Zoom responded to recent heat over shutting down a U.S. human-rights organization’s account.
The video conferencing company says that it hopes that "governments who build barriers to disconnect their people from the world and each other will recognize that they are acting against their own interests, as well as the rights of their citizens and all humanity."
The statement came concerning a videoconference on the 1989 Tiananmen Square massacre.
Zoom suspended user accounts and ended meetings linked to the anniversary after the Chinese government demanded it do so.
Three U.S. lawmakers have now asked Zoom to explain its relationship with China, according to Reuters.
San Francisco-based Humanitarian China said when it tried to access the platform Sunday, it found the account had been closed without notification or explanation from the videoconferencing platform. Zoom quietly reactivated the account Wednesday.
In a tweeted statement, Zoom explained the steps being taken.
Zoom admits to two mistakes.
Going forward Zoom will not allow requests from the Chinese government to impact anyone outside of mainland China.

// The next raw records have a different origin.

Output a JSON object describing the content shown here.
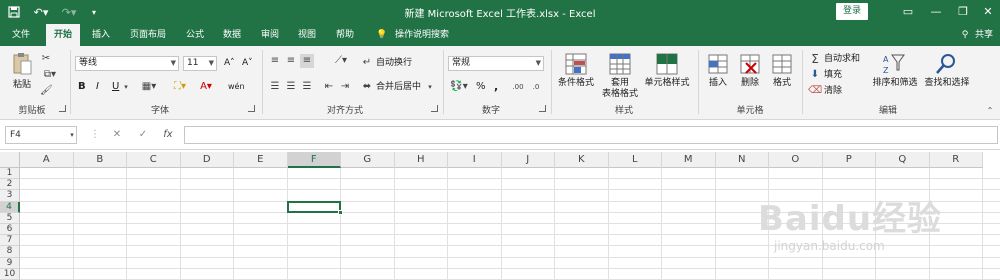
{
  "window": {
    "title": "新建 Microsoft Excel 工作表.xlsx  -  Excel",
    "login_label": "登录",
    "quick_access": [
      "save-icon",
      "undo-icon",
      "redo-icon",
      "customize-icon"
    ]
  },
  "tabs": [
    {
      "label": "文件"
    },
    {
      "label": "开始"
    },
    {
      "label": "插入"
    },
    {
      "label": "页面布局"
    },
    {
      "label": "公式"
    },
    {
      "label": "数据"
    },
    {
      "label": "审阅"
    },
    {
      "label": "视图"
    },
    {
      "label": "帮助"
    },
    {
      "label": "操作说明搜索"
    }
  ],
  "share_label": "共享",
  "ribbon": {
    "clipboard": {
      "label": "剪贴板",
      "paste": "粘贴"
    },
    "font": {
      "label": "字体",
      "family": "等线",
      "size": "11",
      "bold": "B",
      "italic": "I",
      "underline": "U",
      "grow": "A˄",
      "shrink": "A˅",
      "wen": "wén"
    },
    "alignment": {
      "label": "对齐方式",
      "wrap": "自动换行",
      "merge": "合并后居中"
    },
    "number": {
      "label": "数字",
      "format": "常规",
      "percent": "%",
      "comma": ","
    },
    "styles": {
      "label": "样式",
      "conditional": "条件格式",
      "table_l1": "套用",
      "table_l2": "表格格式",
      "cell_styles": "单元格样式"
    },
    "cells": {
      "label": "单元格",
      "insert": "插入",
      "delete": "删除",
      "format": "格式"
    },
    "editing": {
      "label": "编辑",
      "autosum": "自动求和",
      "fill": "填充",
      "clear": "清除",
      "sort": "排序和筛选",
      "find": "查找和选择"
    }
  },
  "formula_bar": {
    "name_box": "F4",
    "fx": "fx",
    "cancel": "✕",
    "enter": "✓"
  },
  "columns": [
    "A",
    "B",
    "C",
    "D",
    "E",
    "F",
    "G",
    "H",
    "I",
    "J",
    "K",
    "L",
    "M",
    "N",
    "O",
    "P",
    "Q",
    "R"
  ],
  "rows": [
    "1",
    "2",
    "3",
    "4",
    "5",
    "6",
    "7",
    "8",
    "9",
    "10"
  ],
  "active_cell": "F4",
  "watermark": {
    "main": "Baidu经验",
    "sub": "jingyan.baidu.com"
  },
  "colors": {
    "brand": "#217346",
    "ribbon_bg": "#f3f3f3",
    "grid_line": "#e1e1e1"
  }
}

Zoom is developing technology that will enable it to remove or block at the participant level based on geography.